Questeq customer, Cornell School District and their elementary third graders had a very special visit with children’s author, Megan McDonald on May 3rd. With the support of Candlewick Press, Questeq, and several other partner organizations, the best-selling author was available to speak to students and sign books in their classrooms.
Ms. McDonald, 58, has 35 million books in print, including the popular Judy Moody franchise. She also has written the Julie Albright series of American Girl books, as well as dozens of others.
A longtime California resident, she returned to her roots in Pittsburgh’s North Hills area. Following the program at Cornell Elementary, Megan also spoke with patrons at the Northland Public Library in McCandless, where she once worked as a teenager.
Megan’s program at Cornell was webcast to include students and patrons across the globe. An estimated 40,000 students in over 500 classrooms participated in the video conference program hosted at Cornell Elementary, with live questions from students in Minnesota, Florida, Kentucky, Alaska, and Vancouver.
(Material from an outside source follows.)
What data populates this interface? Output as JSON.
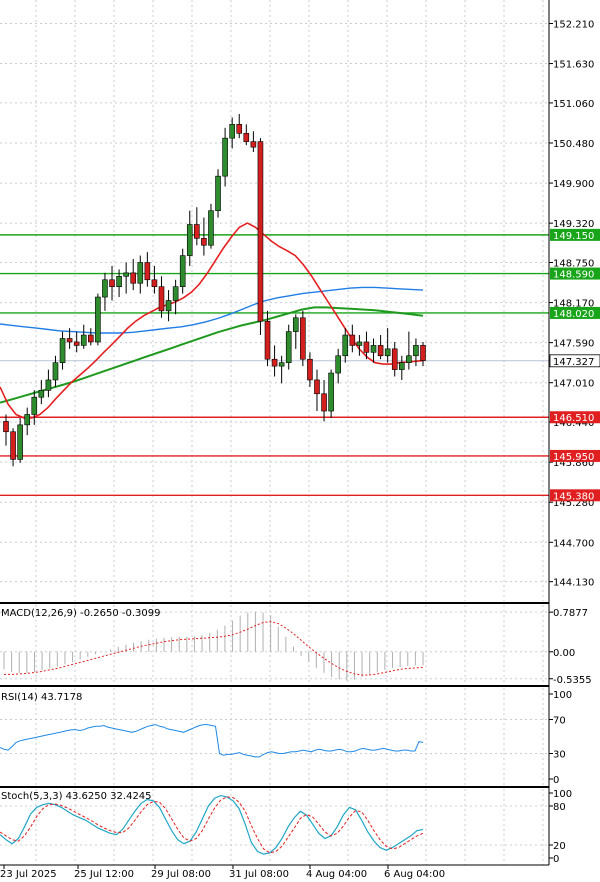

The Cornell third graders were on the edges of their seats and as they left their classroom that Wednesday, several proclaimed, “Best day ever.“
Books were central to Ms. McDonald and her four older sisters. Her father, an ironworker who worked on the Fort Duquesne and Andy Warhol bridges, dropped out of school at 14 to help support his family after his father died. Books filled in for him where formal schooling left off.
There was one rule in their house: no books at the dinner table. And when her father suspected that rule was being broken, the sisters knew the threat: “If I catch you reading, I’m going to tear out the last page and you’ll never know the ending.”
Other than the one prized hardback book each girl got for Christmas, their reading material came from weekly trips to the big green bookmobile that would visit the neighborhood from the Carnegie Library.
That experience set Ms. McDonald on route to becoming a children’s librarian and author. The author visit archive can be viewed at: https://kinber.njvid.net/show.php?pid=njcore:103551.
The program at Cornell Elementary was coordinated through Mr. Kris Hupp, Director of Technology & Instructional Innovation, Candlewick Press, Questeq, and KINBER, with the support of Stephanie Flom of Pittsburgh Arts and Lectures.
This is part of a series of classroom programs supported by Questeq.